Daisy sat down next to her. “Mom, the Japanese Army attacked Pearl Harbor and Wheeler and who knows where else.”
Her mother clenched her jaw slightly, took a sip of her coffee, then set it down on the mango stump next to her chair. “They said it would happen,” she said flatly.
“This is serious, mom. People are dead. Civilians, too. I don’t know how many, but the islands are in danger of being invaded and there are Japanese ships and planes all around. They’re telling us to stay inside.”
A look of worry came over her mom’s face. “You should go find a safer place to stay, away from the coast.”
“And leave you here?”
“I’ll be fine.”
“I’m not leaving you.”
Her mom shrugged.
She knew Louise couldn’t help it, but a tiny part of Daisy was waiting for that day her mother would wake up and be the old Louise Wilder. The mother of red lipstick and coconut macaroons, of beach bonfires and salty hugs. The one who rode bikes with her daughter to school every day, singing with the birds along the way. The highs and lows had been there before, but now there were only lows and deeper lows.
After some time, her mother finally spoke. “Men, they do the dumbest things.”
“That may be true, but we’re at war. Does that mean anything to you?” Daisy said, her voice rising in frustration.
“Course it does, but what can we do?”
She had a point. Aside from hiding in the house or running away, what other options were there? Used to doing things, Daisy was desperate to help, but how? Their home was under attack and she felt as useful as a sack of dirt.

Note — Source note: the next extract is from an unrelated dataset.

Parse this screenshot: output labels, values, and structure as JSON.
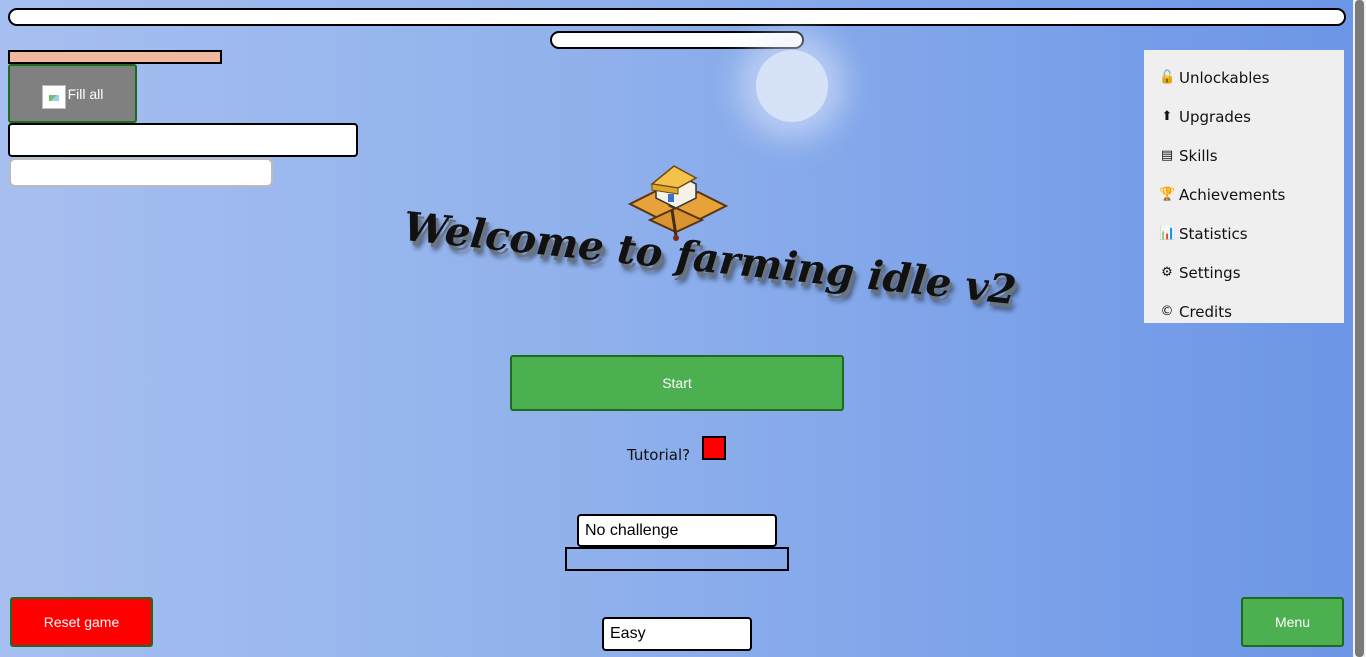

Louise leaned back. On days like these, she retreated so far into herself that she was unreachable. You could tell by looking in her eyes. Blank and bottomless. Mr. Silva always said that you could see the spirit in the eyes. Dull eyes, dull spirit. That Louise looked this way always made Daisy feel deeply alone. The onshore winds kicked up a notch and ruffled the surface of the ocean. She knew she should stay with her mom, but more than anything, she wanted to go in search of the horse. Moon meant more to her than just the job. She loved him something fierce.
Only one thing was clear: their lives would never be the same.
Excerpted from Radar Girls by Sara Ackerman, Copyright © 2021 by Sara Ackerman. Published by MIRA Books.
About the author:
USA Today bestselling author Sara Ackerman was born and raised in Hawaii. She studied journalism and earned graduate degrees in psychology and Chinese medicine. She blames Hawaii for her addiction to writing, and sees no end to its untapped stories. When she’s not writing or teaching, you’ll find her in the mountains or in the ocean. She currently lives on the Big Island with her boyfriend and a houseful of bossy animals. Find out more about Sara and her books at www.ackermanbooks.com and follow her on Instagram @saraackermanbooks and on FB @ackermanbooks.